Coverage of New Mexico's repeal of the death penalty continues not only with news stories but also with editorials, op-eds, and letters to the editor around the country. Here's one that emphasizes the victim's perspective, from MVFHR board member Walt Everett in the March 22 Pennsylvania Daily Item:
On March 18, Gov. Bill Richardson, of New Mexico, signed into law a bill that abolishes the death penalty in that state. Importantly, the repeal package, which includes other bills currently working their way through the New Mexico Legislature, places emphasis where it belongs: on murder victims' families.
When my 24-year-old son, Scott, was murdered in 1987, I was devastated. Losing a loved one to murder tears apart the lives of victims' family members. There are no easy answers. But I know that government policy must be redirected to programs that help those victims' family members heal.
New Mexico's bill to repeal the death penalty and replace it with life without the possibility of parole is a major step in that direction. The additional measures being considered as adjuncts to this newly enacted legislation focus on enabling New Mexico to use the savings gained from ending the death penalty to provide support to children of murder victims, provide services and programs to murder victims' families, and create a murder victims' family services fund. Another measure requires employers to provide time off for family members to attend judicial proceedings.
Capital punishment is not a deterrent to murder. It is too costly and has insufficient protections against wrongful executions.

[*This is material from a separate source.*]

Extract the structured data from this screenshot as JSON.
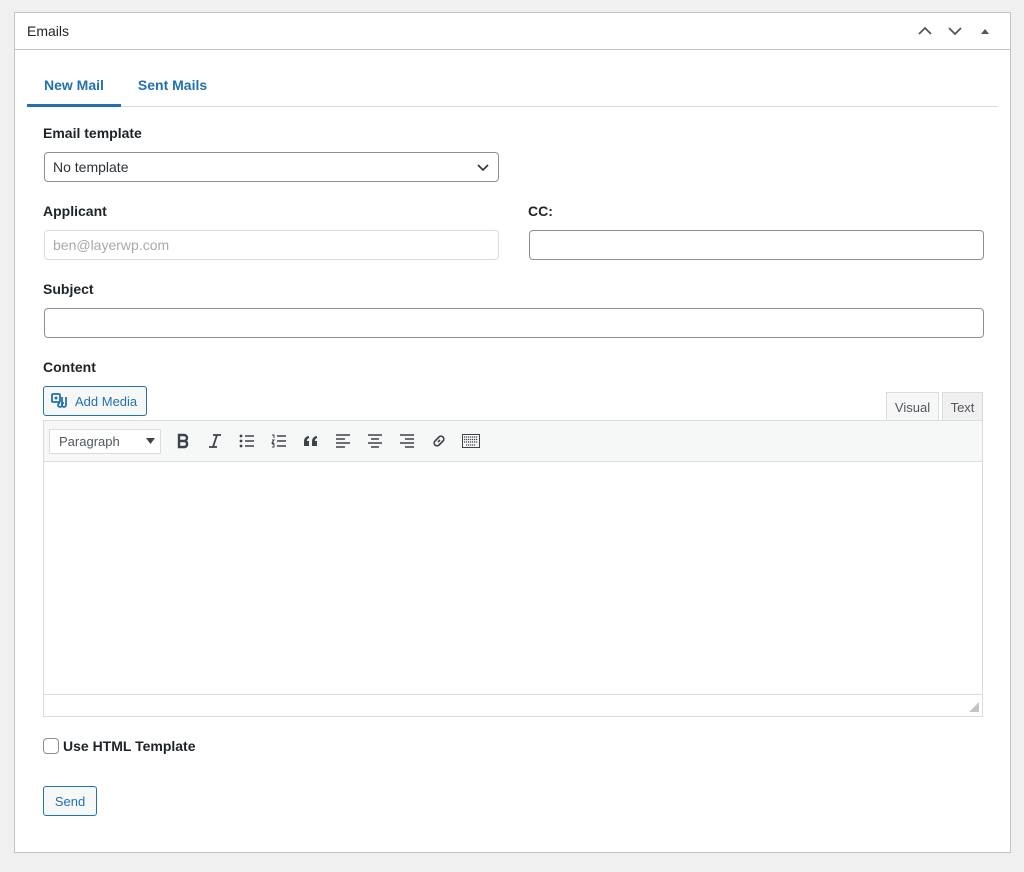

It is time for Pennsylvania to follow New Mexico's lead in providing restitution for victims' family members, as well as alternatives to the death penalty.
Walter H. Everett,